» Task
Report every line of the records below that contains the word "computer".

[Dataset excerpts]
= Beginning of Section =

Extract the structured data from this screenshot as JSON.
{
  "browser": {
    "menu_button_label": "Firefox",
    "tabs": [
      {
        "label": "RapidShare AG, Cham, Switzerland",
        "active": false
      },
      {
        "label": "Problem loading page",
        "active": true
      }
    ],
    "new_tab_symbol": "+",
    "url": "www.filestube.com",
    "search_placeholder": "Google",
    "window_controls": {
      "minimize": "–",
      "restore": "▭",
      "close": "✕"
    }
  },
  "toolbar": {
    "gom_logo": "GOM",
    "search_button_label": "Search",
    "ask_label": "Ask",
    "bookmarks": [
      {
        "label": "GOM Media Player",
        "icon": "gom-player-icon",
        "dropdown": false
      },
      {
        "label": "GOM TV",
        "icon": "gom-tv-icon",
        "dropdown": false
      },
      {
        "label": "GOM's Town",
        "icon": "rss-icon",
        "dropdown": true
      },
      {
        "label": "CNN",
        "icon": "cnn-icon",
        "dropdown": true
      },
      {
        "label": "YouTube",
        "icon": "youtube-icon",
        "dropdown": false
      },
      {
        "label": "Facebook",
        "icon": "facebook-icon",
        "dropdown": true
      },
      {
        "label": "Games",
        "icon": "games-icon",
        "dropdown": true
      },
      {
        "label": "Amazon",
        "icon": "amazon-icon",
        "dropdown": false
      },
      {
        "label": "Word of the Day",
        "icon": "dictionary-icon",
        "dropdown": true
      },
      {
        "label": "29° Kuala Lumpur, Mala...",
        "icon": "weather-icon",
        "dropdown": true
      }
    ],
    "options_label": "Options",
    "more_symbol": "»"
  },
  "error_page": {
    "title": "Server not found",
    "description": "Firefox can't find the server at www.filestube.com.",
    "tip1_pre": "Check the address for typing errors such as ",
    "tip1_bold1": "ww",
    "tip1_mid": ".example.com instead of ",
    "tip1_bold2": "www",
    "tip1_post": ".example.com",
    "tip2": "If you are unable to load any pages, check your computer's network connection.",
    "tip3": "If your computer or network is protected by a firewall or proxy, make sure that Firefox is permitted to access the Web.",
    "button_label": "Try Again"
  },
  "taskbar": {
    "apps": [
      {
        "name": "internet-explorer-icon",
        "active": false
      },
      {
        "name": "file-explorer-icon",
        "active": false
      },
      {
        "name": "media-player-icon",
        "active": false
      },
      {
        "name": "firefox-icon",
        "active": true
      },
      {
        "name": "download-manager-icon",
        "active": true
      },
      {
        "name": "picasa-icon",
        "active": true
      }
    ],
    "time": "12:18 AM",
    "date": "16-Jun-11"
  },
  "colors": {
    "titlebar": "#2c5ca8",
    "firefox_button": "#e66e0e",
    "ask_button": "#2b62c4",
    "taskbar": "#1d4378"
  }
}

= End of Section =

» Answer space
    "tip2": "If you are unable to load any pages, check your computer's network connection.",
    "tip3": "If your computer or network is protected by a firewall or proxy, make sure that Firefox is permitted to access the Web.",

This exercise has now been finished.